By contrast, the postage stamps of Northern Ireland follow the United Kingdom custom of not including any country-name at all (see Fig.3).
Recently it was decided to prefer the abbreviation ‘UK&RI’ to ‘UKRI’ (which at least, should eliminate the Ukraine connection), and a further step has now been taken.  Subject to MGA approval, the name will just become ‘United Kingdom and Ireland’.
Unfortunately this still has some potential for misunderstanding.  Northern Ireland is part of the United Kingdom and so appears to be ‘counted twice’ in the name.  This should present no difficulty to mathematicians and software engineers, who know that if A = {x,y,z} and B = {v,w,x} then A ∩ B = {v,w,x,y,z}.   E.g. in Boolean Algebra and in set theory, the logical AND (∩) allows x to be in both.
However, in everyday English, and especially among those with a political agenda, there will be a risk of an assumption that United Kingdom excludes Northern Ireland (and there are some who wish that was the case).   The alternative name of ‘Great Britain and Ireland’ overcomes this difficulty, but no doubt some would object to the adjective ‘Great’ in an IEEE Section name, especially for a geographically-small place.
There are some IEEE members whose geographical expertise is limited (including some in Regions 1 to 6) who may suppose that Scotland and Wales are parts of England;  they might become even more confused by the planned Section name change, especially if, at future time, Scotland were to leave the United Kingdom.   The Section might then be renamed the IEEE Wales, England and Ireland (WEI) Section, but could that lead to demands from the somewhat independent Isle of Man, and the Channel Islands Guernsey, Jersey, Alderney and Sark asking to be included in the name, perhaps as the ‘WEIIoMGJAS’ Section.
In Regions 1 to 7, it is common for Section names to be names of large towns or a city or perhaps a group of associated towns.   For a large city there could be several Sections.   This is very different from Region 8, where the norm is ‘one country = one Section’.  Rules made in Regions 1 to 7 are therefore not invariably directly applicable to Region 8, needing care to prevent possible misunderstandings.
Names are important in human societies, and are particularly linked to politics, in which IEEE should not become involved.   Thus, name changes (for example, from St. Petersburg to Leningrad and back to St. Petersburg) are very important, and may lead to difficulties and anomalies.  We have, in Region 8, the IEEE Czechoslovakia Section, even though there is no longer a country with that name. If split into two, one part would presumably have to be called the IEEE Czech Republic Section, so bringing in the unwelcome ‘republic’ word.
Remember the many cities which have ‘people’s palaces’ (sometimes buildings where the ‘people’ were forbidden to go) and ‘streets of unity’ (when sometimes there was little or no unity).
Those who attended the recent Region 8 Committee meeting may have walked along Andrássy Street, and perhaps few knew that it used to be called Népköztársaság street, which if nothing else, was a good test of the pronunciation skills of visiting foreigners.  This street has had other names, including Stalin street.  So these issues are often very important and emotive, but are ones which IEEE is wise to steer clear of, and IEEE should take care not to risk creating unintended animosities.

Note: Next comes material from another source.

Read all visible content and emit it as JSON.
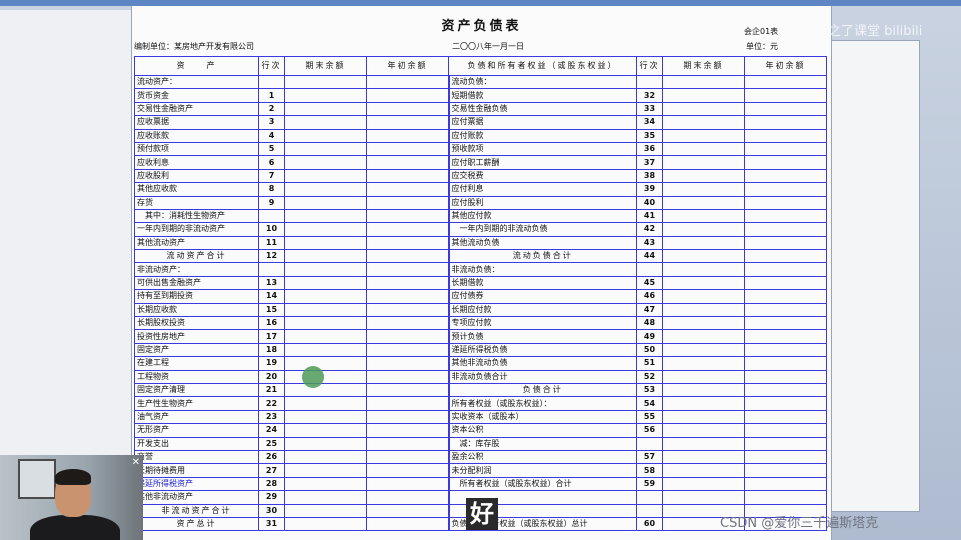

                                          Copy of DSCF5319

Fig 1: Republic of Ireland stamp showing the whole island, and name ‘éire’

                   Copy of DSCF5318

Fig.2:  Bilingual stamp, including the ‘Republic’ designation.

                               Northern Ireland

Fig. 3:  Northern Ireland stamp, with no country name.